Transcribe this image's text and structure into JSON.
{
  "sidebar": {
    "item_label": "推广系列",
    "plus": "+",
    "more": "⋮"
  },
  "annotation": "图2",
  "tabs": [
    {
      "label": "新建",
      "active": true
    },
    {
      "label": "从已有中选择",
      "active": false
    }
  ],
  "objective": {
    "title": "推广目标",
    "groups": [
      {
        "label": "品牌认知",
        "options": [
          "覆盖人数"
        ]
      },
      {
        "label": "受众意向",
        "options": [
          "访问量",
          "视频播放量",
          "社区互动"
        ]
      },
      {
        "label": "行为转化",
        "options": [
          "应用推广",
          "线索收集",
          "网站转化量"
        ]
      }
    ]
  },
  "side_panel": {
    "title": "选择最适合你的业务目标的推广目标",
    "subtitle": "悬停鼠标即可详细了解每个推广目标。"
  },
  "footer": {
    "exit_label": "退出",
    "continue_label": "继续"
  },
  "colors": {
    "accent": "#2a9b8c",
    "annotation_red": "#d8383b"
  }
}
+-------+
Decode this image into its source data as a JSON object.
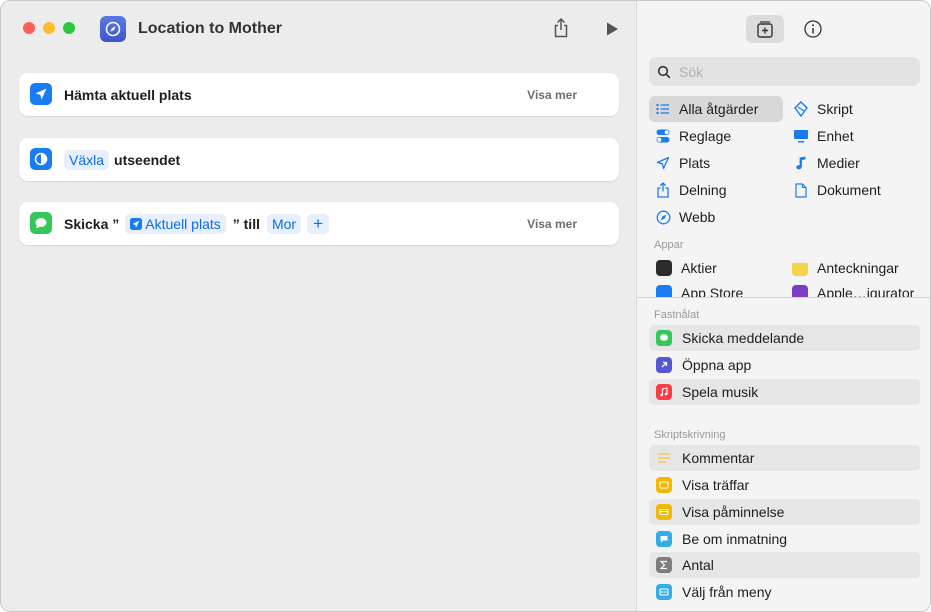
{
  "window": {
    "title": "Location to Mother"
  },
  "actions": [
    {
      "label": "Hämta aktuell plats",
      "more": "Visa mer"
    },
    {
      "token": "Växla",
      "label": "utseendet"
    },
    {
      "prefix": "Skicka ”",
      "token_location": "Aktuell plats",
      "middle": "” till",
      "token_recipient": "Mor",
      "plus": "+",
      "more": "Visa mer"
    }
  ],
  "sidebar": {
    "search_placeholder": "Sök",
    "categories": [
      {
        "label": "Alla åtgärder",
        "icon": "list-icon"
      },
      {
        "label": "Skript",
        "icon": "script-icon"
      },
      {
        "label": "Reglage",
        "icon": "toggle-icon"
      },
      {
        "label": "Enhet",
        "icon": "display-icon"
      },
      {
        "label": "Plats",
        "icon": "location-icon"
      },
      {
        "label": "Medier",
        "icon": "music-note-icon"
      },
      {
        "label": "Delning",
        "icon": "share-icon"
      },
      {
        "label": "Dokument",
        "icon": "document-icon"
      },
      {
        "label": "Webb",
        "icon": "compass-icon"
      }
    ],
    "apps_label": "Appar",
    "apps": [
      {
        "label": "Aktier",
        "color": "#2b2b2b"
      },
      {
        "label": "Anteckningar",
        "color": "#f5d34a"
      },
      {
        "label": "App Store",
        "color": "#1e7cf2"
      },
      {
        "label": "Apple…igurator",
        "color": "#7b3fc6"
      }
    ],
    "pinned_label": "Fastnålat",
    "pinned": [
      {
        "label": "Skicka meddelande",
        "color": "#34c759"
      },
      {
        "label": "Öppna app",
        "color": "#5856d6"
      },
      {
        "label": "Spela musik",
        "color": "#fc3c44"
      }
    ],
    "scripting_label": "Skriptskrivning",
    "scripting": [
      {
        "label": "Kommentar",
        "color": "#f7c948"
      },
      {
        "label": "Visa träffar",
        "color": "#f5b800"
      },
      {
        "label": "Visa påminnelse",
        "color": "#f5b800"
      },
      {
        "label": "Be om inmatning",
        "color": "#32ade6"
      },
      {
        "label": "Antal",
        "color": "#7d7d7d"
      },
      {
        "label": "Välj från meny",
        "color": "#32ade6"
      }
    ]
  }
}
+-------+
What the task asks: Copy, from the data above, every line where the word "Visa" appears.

The answer:
      "more": "Visa mer"
      "more": "Visa mer"
        "label": "Visa träffar",
        "label": "Visa påminnelse",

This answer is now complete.